Japan Day, hosted by the Embassy of Japan, continued its role of bringing Japanese and Jamaican cultures together as a sizeable crowd showed up at the Jamaica Pegasus Hotel on Sunday (Feb 2) for the three-hour event.
The packed programme once started, kept the growing audience interested to the very end.
Displays of Japanese culture ranged from the simple beauty of Ikebana, their method of arranging flowers, to the high impact demonstrations of the Japanese martial arts of Karate, Aikido, and Judo.
Japanese influence on local culture could be best summed up by the contributions of the Anime Nerds of Jamaica, the Jamaica Kosplay Club, and dance group Jamaica Cosplay Dancers.
The three groups combined their efforts for a Kosplay fashion show with members dressed as popular characters from Japanese animation—anime, Japanese comics—manga, and video games.
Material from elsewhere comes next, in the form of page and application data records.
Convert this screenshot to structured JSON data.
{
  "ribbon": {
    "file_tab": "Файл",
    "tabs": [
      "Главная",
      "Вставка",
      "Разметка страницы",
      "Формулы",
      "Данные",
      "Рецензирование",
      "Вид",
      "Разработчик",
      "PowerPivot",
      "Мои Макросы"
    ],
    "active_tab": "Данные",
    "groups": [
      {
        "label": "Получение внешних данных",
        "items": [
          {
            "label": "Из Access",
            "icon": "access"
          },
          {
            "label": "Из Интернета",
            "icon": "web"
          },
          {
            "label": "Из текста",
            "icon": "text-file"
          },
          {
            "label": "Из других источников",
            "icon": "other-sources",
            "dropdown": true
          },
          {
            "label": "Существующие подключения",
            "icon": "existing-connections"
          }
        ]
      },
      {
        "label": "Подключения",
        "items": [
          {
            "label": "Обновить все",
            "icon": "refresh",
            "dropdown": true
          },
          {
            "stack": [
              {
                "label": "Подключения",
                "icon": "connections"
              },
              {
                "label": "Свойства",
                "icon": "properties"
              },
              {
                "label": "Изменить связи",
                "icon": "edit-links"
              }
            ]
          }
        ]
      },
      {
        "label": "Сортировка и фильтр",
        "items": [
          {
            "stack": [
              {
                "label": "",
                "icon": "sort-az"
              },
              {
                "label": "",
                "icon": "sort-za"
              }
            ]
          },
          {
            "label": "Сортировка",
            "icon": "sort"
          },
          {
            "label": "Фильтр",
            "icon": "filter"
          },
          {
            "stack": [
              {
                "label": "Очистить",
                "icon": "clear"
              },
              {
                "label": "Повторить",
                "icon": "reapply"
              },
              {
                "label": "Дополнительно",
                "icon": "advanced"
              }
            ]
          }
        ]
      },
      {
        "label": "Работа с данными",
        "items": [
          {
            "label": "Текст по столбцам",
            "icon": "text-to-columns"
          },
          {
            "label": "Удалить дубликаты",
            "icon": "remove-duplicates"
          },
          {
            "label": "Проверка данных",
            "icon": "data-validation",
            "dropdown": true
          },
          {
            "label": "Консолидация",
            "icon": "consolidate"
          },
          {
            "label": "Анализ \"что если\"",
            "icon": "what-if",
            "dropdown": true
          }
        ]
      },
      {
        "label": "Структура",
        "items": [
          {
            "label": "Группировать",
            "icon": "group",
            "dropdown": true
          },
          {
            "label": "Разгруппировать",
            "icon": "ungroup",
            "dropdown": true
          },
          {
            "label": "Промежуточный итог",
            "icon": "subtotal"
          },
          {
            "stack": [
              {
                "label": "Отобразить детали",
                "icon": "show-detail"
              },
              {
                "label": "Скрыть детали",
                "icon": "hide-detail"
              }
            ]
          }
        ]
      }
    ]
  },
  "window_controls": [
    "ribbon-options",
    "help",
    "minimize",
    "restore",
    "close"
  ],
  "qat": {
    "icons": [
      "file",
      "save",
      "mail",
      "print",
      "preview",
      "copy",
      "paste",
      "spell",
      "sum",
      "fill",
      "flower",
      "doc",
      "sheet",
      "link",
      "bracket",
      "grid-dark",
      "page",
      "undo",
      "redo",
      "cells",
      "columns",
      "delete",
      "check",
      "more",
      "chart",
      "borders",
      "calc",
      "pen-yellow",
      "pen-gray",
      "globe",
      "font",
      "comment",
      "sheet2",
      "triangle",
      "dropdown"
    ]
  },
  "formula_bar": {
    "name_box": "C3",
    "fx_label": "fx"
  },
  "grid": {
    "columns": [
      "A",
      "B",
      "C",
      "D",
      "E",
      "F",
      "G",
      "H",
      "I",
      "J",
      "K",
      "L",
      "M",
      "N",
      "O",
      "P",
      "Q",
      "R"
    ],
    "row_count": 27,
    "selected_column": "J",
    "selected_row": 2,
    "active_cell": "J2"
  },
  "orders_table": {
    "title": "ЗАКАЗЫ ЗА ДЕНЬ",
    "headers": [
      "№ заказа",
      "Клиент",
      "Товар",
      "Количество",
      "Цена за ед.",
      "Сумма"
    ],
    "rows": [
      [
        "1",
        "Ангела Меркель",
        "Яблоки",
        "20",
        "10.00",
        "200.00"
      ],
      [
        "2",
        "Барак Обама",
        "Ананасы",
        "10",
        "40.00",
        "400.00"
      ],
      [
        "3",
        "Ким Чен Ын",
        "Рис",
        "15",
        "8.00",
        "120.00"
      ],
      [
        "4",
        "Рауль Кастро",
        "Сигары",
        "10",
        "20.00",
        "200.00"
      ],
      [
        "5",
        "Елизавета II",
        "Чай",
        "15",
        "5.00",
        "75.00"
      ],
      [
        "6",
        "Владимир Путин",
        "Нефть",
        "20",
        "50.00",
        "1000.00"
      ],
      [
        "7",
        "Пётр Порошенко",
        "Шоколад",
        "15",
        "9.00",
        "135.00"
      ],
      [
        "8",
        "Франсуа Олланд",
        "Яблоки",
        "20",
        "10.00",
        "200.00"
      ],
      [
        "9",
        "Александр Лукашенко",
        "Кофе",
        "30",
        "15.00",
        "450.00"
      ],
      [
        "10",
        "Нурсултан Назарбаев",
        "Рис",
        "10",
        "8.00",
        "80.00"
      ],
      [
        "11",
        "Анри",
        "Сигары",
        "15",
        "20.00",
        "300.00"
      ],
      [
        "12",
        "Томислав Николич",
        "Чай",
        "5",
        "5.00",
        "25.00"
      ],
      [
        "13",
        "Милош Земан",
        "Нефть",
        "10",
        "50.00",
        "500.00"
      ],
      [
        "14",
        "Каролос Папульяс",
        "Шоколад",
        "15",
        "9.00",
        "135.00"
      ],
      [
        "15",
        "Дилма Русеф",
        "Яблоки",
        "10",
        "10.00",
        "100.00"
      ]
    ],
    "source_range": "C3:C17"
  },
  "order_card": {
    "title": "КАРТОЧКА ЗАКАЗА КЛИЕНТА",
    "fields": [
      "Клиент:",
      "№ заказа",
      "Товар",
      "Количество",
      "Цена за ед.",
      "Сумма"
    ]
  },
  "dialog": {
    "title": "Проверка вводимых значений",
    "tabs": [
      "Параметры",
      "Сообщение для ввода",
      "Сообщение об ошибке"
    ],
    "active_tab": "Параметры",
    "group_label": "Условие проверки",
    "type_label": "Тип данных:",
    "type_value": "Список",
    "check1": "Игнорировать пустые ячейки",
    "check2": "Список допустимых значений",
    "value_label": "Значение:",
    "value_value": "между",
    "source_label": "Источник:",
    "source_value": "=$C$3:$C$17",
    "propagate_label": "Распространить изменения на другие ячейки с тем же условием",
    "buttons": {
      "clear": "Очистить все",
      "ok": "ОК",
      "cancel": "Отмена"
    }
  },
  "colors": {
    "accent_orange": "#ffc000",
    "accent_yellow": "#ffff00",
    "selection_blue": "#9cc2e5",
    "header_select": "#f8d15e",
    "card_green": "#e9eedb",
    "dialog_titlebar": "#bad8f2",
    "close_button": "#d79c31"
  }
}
The Jamaica Kosplay Dancers hit the floor bopping to several Japanese pop songs.
Several gymnasts from Nishida’s Gymnastics also brought similar energy with their highflying skills.
The dancing became even more interactive when onlookers were introduced to Bon Odori.
Led by the Japanese International Cooperation Agency volunteers, all were asked to stand and follow along to this simple traditional Japanese dance normally performed during the Obon celebration.
The ultimate Japan/Jamaica mash-up was left for last as Japanese reggae performer Rankin Pumpkin Yoko closed out the event with her humour and dancehall musical style.
Beyond the entertainment packages, Japan Day had plenty to keep everyone busy as booths offered even deeper ways to experience Japanese culture.
Attendees could watch and learn the art of Japanese paper folding—Origami, learn to write Japanese with calligraphy lessons or even try on authentic Japanese clothing at the Yukata booth.
All were encouraged to grab colourful Japanese calendars, build one for themselves, or browse jewellery and art from Chupse and Rico Reiko Nagase.
Hiromasa Yamazaki, Ambassador of Japan to Jamaica took the time to highlight the Japan Exchange & Teaching (JET) Programme as the ultimate expression of cultural exchange between the two countries.
“For persons who are interested in work or study in Japan, we have a great opportunity for you. We have sent twenty-six Jamaicans to Japan as assistant English teachers on the JET programme last year. This number is totalling four-hundred and nine Jamaicans since year 2000,” he said.
He added that 100 more persons were sent to Japan for similar positions via private programmes as well and expected that number to double this year.